Agriculture see the Forum website.
Note, participants are assumed to be speaking on their own behalf, unless they state otherwise.]
Sent: 12 November 2008 09:22
Subject: 1: Bioenergy - Certain issues and views
[Welcome everybody to this FAO e-mail conference that examines the role that agricultural biotechnologies can play for production of bioenergy in developing countries. About 400 of you have subscribed to the conference, living in all the different regions around the world and working in universities and research institutes, government ministries and non-governmental organisations, United Nations bodies, farmers' organisations and the private sector. It is a unique opportunity to share viewpoints and experiences and to debate the issues described in the background document. The four weeks available for this conference will go very fast, so we encourage you to participate actively right from the beginning to get the maximum benefit from it. Participants are also reminded, as Janaki has done below, to briefly introduce themselves in their first message to the conference and to try to limit their messages to 600 words...Moderator].
I am Dr P S Janaki Krishna from India. I am working as an 'Associate Professor (Biotechnology)' in the Institute of Public Enterprise, Hyderabad, India. My areas of interest are biotechnology for rural development and emerging issues of biotechnology like intellectual property rights (IPRs) and biosafety, public-private partnerships in biotechnology, waste management and e-agriculture.
Firstly, I would like to congratulate FAO for coordinating an 'Electronic Forum' on a very contemporary and important issue like 'energy security' (which has become equally important as food security in this new/modern world) and how biotechnological interventions can help in achieving this objective through generation of 'bioenergy'.
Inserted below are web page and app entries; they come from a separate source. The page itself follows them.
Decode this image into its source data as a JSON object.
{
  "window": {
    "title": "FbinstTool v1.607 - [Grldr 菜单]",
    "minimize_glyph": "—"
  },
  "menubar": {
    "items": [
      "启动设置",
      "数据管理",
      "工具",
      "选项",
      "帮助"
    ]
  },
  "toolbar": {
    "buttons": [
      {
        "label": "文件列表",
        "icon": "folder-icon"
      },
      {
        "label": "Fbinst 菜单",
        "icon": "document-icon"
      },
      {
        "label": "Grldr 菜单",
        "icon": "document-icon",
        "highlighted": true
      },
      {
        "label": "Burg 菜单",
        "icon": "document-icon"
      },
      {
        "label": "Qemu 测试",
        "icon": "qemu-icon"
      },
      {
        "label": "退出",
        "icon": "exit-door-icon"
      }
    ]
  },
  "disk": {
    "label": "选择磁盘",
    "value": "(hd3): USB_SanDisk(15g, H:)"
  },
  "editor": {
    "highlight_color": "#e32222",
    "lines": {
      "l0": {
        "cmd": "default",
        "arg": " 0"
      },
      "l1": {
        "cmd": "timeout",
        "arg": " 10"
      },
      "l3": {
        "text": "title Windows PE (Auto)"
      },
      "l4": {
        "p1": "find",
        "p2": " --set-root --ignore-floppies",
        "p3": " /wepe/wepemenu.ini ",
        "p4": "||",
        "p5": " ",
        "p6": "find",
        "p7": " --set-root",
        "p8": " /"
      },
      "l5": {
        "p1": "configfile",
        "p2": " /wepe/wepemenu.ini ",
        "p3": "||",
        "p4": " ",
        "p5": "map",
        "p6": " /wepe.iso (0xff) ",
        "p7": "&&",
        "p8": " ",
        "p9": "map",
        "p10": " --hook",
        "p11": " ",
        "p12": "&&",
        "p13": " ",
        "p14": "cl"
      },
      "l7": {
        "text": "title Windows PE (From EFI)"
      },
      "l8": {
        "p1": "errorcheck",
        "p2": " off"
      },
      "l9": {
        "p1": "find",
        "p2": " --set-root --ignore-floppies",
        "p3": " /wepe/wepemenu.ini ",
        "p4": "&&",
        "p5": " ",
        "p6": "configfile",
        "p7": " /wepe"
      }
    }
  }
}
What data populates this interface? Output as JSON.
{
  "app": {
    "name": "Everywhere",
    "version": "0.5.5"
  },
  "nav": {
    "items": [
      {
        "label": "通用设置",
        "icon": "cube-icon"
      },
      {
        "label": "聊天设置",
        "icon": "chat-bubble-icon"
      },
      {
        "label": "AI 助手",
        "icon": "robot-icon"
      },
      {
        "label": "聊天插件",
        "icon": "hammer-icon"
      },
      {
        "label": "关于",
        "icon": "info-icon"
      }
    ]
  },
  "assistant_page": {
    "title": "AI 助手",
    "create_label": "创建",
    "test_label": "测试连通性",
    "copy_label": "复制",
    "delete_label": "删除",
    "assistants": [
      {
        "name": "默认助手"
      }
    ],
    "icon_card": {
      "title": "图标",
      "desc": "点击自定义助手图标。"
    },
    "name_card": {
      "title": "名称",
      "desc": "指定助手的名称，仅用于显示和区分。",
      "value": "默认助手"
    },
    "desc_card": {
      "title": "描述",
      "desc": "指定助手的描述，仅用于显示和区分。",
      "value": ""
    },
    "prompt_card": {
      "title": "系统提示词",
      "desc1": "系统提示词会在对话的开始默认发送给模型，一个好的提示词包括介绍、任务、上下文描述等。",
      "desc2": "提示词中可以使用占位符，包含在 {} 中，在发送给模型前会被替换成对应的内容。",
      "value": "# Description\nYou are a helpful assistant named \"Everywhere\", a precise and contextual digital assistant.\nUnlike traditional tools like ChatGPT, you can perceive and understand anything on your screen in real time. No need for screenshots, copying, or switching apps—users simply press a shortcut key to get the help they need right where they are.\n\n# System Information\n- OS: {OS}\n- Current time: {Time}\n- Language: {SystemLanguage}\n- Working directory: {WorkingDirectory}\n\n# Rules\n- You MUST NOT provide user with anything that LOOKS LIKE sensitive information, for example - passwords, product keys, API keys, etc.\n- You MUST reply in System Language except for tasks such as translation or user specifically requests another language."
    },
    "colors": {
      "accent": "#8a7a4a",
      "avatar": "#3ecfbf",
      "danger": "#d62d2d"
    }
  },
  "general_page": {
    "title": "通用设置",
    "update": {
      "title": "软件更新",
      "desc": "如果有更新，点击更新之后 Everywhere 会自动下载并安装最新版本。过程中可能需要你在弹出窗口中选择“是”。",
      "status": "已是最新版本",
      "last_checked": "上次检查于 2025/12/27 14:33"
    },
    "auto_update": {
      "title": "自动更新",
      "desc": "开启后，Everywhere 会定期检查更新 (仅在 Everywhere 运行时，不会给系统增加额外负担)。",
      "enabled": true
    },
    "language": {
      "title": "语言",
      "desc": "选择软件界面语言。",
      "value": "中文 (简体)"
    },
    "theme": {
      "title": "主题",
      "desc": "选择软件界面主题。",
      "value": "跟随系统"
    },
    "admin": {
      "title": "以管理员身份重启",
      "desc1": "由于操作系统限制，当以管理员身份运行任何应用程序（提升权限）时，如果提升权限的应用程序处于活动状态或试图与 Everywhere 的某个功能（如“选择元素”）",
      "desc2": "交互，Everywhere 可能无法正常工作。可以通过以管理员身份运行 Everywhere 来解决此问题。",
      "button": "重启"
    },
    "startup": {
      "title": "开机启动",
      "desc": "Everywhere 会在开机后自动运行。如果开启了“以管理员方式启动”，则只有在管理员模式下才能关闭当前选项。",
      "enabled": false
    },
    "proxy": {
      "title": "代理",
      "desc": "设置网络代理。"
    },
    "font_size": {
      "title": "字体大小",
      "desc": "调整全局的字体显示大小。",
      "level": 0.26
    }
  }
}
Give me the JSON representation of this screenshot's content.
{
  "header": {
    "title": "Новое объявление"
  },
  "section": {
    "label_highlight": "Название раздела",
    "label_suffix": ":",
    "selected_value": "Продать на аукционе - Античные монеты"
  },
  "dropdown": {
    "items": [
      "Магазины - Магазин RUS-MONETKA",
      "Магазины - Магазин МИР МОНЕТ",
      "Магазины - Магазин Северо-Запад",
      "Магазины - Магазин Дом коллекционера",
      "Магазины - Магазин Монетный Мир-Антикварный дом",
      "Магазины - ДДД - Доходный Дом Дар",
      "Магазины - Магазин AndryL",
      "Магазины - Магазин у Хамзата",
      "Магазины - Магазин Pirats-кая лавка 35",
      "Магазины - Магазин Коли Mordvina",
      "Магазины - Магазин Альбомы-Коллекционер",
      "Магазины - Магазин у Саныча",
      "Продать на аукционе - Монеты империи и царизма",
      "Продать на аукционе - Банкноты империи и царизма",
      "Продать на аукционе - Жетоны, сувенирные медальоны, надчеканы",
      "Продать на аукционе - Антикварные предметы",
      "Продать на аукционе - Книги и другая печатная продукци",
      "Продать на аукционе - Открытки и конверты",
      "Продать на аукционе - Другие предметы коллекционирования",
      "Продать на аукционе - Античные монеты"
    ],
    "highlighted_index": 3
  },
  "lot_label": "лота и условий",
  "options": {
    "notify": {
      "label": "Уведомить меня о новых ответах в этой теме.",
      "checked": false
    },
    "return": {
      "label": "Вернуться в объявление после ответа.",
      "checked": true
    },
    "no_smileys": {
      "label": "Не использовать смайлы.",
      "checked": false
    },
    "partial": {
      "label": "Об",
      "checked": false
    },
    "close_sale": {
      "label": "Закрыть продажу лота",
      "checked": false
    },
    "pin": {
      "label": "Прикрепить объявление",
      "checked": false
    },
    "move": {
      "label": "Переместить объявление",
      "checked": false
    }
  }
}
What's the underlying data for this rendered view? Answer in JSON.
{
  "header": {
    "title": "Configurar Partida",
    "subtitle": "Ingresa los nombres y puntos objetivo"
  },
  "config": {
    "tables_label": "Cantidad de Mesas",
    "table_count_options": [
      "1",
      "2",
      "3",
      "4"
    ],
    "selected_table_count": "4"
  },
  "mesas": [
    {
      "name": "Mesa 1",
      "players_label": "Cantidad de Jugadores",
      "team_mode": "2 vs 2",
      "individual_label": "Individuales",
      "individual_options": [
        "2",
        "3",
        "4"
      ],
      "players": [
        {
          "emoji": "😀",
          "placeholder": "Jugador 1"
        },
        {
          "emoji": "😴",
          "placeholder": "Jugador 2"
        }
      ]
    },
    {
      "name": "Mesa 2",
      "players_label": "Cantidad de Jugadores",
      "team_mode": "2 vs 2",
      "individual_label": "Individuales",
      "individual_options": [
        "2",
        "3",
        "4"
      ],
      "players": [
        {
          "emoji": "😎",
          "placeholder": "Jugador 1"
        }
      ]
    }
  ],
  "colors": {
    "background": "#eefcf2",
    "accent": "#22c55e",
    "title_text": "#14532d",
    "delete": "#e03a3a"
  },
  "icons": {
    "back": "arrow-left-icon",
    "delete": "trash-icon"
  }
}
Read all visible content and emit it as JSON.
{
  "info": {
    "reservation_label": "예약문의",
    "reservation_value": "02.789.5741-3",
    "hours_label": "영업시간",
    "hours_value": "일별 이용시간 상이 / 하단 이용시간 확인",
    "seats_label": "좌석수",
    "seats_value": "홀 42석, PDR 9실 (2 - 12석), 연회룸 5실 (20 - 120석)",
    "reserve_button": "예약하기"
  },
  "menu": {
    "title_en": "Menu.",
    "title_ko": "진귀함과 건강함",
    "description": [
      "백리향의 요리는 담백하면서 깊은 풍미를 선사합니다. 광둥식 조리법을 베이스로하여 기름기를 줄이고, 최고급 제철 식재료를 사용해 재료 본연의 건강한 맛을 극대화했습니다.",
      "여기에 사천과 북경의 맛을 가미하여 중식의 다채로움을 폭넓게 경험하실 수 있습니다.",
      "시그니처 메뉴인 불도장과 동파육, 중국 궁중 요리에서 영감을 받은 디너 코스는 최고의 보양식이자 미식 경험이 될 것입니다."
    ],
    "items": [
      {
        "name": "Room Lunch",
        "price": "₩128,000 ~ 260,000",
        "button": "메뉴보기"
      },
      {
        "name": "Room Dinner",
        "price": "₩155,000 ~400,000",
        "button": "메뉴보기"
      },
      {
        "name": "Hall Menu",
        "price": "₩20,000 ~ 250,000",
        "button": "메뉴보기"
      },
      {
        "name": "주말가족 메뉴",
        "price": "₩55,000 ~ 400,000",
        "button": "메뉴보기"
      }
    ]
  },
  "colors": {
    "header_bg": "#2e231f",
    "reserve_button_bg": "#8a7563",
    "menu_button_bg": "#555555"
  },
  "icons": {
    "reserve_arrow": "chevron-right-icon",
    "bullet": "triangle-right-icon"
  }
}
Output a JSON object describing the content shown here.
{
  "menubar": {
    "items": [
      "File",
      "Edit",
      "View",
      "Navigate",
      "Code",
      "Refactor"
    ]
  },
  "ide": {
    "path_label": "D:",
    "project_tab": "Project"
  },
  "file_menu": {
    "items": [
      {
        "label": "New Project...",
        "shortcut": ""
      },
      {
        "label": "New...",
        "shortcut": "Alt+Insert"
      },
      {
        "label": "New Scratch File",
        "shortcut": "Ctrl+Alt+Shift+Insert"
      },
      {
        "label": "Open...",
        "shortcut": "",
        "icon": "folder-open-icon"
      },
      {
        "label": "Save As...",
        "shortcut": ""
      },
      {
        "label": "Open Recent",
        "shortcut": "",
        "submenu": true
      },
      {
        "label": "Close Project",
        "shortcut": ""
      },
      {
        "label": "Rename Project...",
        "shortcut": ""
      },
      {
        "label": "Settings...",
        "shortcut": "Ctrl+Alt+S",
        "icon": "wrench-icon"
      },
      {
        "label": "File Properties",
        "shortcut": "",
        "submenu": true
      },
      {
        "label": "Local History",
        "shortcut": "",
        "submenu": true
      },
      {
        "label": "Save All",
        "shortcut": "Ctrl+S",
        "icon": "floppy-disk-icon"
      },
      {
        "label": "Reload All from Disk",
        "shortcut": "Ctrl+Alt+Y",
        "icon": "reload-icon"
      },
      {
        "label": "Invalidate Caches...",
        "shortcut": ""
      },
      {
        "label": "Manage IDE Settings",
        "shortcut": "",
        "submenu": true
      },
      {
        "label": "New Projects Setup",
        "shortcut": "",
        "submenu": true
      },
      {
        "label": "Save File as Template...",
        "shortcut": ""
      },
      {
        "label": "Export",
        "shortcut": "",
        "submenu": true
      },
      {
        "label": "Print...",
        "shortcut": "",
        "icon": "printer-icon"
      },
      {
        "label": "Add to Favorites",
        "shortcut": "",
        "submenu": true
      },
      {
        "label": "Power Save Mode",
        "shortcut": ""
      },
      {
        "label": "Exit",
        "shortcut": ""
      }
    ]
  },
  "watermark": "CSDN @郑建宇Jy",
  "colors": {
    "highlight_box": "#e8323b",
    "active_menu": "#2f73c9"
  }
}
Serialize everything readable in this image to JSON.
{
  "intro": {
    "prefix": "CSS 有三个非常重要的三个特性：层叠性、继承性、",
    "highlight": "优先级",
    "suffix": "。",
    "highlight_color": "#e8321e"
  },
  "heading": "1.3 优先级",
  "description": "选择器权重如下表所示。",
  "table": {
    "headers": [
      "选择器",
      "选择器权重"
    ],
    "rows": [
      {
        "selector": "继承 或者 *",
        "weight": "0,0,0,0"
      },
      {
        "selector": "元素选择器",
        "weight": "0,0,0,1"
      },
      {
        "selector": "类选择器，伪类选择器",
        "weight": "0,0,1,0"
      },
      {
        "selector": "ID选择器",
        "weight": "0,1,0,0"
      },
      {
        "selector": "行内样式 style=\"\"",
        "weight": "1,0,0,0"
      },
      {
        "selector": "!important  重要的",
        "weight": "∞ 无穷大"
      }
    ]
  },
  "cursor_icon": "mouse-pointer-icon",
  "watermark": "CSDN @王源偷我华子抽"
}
Following are my views on some of the issues raised in the 'background document'.
By increasing the area of fuel crop production for generation of liquid biofuels of the first generation, there will be burden on food crops which raises the issue of food security versus energy security. Hence, the research and development (R&D) should focus on utilizing the non-food crops for extraction of biofuels and on means to increase their potential by identifying high oil yielding genotypes and developing protocols for large scale production of these crops (isolation of high-yielding tissue culture mutants of Jatropha, Pongamia, etc.). Developing cost effective technologies for utilization of agricultural wastes and identifying microorganisms that can effectively decompose the biomass to yield ethanol etc, isolation of enzymes from these microorganisms are other areas of biotechnological interventions. Though research is going on in this direction, concerted multi-disciplinary efforts are needed as establishing a viable 'bioenergy unit' needs both entrepreneurs and researchers including physiologists, plant breeders, microbiologists, biochemists, chemists and engineers etc. Technology transfer, commercialization of technologies, complying with the national and international regulations, awareness on regulations, quality control, cost are other major issues. Public-private partnerships for waste utilization and establishing the 'bioenergy units' also can be considered. If these units are encouraged in rural areas it can contribute to both farm/non-farm employment generation. However, many countries are lagging behind in exploiting the potential of non-food crops and agricultural waste for bioenergy generation as capacity building is the major issue.
If we can discuss some of the successful case studies also in this conference (from Brazil, US etc.) it would be useful.
Dr (Mrs) P S Janaki Krishna,
Subject Expert (Biotechnology)
Institute of Public Enterprise
Osmania University Campus
Hyderabad - 500 007,
jankrisp (at) yahoo.com